Instructions to follow
Every line of the following records that includes "Whoosh" should be copied.

(Data entries)
-=-=-=-=-
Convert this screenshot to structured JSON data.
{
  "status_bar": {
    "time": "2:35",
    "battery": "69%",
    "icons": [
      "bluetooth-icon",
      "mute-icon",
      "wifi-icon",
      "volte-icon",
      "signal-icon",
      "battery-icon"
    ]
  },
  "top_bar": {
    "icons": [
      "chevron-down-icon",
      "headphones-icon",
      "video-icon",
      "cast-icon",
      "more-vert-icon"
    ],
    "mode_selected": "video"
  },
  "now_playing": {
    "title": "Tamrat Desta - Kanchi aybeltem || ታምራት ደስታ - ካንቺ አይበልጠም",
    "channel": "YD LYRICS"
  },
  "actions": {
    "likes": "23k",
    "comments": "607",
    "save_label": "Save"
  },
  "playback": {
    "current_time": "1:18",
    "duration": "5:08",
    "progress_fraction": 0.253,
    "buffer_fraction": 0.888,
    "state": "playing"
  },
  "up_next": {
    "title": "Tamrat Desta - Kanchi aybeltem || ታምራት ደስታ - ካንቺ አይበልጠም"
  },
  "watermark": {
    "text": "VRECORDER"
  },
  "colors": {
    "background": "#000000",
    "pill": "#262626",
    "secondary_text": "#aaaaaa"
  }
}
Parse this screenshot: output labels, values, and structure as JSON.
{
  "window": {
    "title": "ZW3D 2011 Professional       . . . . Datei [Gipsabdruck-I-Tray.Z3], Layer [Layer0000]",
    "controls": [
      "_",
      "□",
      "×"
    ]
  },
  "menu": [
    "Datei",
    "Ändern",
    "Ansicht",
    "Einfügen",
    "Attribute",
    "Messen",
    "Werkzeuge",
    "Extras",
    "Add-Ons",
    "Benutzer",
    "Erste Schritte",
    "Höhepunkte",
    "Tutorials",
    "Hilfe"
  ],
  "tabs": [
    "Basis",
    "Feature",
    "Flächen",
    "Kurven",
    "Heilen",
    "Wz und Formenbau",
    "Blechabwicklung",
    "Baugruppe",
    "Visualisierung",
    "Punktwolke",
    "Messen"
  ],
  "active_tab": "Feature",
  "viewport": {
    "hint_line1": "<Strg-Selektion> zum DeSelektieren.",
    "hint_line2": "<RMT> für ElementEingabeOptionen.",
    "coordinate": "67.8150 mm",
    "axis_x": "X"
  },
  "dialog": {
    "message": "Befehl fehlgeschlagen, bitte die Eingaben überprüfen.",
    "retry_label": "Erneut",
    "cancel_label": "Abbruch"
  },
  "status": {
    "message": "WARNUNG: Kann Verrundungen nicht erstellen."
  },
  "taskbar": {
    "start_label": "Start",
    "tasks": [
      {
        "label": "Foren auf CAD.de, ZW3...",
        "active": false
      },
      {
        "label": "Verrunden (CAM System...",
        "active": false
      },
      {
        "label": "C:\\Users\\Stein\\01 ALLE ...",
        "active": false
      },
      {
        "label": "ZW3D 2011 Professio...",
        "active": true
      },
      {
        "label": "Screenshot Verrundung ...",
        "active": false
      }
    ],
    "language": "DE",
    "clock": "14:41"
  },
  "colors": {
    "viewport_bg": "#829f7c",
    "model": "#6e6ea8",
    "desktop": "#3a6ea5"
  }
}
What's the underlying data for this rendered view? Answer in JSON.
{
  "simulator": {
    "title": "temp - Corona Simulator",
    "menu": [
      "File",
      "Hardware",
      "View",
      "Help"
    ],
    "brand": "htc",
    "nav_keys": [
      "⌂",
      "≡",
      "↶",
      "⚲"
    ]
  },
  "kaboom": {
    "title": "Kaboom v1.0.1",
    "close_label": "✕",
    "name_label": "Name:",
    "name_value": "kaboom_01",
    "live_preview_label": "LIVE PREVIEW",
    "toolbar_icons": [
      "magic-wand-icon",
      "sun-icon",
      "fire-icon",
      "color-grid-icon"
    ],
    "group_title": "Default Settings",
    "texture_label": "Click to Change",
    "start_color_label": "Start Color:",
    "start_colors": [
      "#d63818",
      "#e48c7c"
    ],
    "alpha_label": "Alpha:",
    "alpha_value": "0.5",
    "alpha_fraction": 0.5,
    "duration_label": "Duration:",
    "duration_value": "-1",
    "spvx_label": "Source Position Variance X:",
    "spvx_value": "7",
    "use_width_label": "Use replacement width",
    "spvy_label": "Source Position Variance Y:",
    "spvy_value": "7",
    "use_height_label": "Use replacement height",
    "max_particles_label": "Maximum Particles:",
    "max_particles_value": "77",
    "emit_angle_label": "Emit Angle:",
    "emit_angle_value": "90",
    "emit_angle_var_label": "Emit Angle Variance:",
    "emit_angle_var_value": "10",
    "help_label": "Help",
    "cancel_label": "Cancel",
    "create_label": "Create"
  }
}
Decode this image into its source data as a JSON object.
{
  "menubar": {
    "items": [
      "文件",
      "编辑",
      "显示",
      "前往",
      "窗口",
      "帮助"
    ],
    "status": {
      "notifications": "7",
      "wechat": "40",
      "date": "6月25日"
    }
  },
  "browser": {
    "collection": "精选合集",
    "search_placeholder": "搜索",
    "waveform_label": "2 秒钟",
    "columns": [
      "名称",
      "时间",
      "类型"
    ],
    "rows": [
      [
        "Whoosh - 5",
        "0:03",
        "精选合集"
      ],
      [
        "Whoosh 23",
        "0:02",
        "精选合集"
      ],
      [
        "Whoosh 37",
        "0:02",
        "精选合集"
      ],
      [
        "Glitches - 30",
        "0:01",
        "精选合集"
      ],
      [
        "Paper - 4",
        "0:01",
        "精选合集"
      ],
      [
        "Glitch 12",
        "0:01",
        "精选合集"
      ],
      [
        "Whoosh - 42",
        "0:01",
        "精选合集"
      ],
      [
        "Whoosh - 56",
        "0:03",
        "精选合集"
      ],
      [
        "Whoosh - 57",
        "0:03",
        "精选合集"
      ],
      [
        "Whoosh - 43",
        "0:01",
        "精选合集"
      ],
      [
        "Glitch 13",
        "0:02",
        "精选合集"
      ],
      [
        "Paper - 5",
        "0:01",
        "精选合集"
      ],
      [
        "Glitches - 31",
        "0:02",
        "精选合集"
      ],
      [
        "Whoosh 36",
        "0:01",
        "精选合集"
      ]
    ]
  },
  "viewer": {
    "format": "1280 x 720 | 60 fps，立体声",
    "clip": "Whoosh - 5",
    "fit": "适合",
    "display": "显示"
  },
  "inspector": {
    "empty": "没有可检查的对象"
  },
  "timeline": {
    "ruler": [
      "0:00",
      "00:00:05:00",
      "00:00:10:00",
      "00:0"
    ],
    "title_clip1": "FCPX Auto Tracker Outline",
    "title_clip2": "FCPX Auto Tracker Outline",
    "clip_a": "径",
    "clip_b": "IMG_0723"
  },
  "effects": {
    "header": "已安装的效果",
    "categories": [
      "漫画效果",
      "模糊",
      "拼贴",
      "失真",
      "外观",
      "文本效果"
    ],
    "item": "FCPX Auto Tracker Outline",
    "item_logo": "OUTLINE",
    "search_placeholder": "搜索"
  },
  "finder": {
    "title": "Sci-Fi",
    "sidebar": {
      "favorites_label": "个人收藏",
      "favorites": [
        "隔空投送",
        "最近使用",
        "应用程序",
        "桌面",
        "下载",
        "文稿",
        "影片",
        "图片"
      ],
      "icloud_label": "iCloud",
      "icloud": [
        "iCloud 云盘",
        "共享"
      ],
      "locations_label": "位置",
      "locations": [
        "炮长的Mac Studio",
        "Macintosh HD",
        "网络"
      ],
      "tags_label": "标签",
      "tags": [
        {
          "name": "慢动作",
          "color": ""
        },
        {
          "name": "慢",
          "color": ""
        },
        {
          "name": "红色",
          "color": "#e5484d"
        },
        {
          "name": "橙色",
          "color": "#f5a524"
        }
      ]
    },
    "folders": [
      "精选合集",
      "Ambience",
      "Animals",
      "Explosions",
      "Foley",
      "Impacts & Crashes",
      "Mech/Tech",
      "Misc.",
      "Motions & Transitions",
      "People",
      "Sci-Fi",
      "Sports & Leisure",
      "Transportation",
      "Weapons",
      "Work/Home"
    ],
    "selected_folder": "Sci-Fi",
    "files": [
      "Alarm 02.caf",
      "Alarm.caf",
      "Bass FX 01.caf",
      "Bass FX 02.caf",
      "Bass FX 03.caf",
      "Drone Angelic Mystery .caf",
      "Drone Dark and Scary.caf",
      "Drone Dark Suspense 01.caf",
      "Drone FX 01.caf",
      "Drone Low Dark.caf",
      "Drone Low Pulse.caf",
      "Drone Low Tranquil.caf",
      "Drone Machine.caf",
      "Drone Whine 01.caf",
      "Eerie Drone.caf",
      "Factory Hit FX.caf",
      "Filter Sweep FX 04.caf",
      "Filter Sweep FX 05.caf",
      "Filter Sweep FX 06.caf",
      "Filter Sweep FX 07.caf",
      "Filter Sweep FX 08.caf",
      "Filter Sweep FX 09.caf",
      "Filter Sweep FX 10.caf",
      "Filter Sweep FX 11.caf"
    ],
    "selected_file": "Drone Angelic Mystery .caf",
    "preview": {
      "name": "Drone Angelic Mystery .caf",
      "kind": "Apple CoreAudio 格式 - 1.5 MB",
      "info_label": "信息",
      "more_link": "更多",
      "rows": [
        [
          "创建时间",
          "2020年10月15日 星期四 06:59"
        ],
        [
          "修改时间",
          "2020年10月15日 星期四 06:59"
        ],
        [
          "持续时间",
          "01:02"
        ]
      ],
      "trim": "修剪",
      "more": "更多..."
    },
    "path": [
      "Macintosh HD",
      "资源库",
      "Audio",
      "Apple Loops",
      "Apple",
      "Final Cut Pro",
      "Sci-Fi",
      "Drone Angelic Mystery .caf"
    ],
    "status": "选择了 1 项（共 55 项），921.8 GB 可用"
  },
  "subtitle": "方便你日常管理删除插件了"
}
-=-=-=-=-
Task output
        "Whoosh - 5",
        "Whoosh 23",
        "Whoosh 37",
        "Whoosh - 42",
        "Whoosh - 56",
        "Whoosh - 57",
        "Whoosh - 43",
        "Whoosh 36",
    "clip": "Whoosh - 5",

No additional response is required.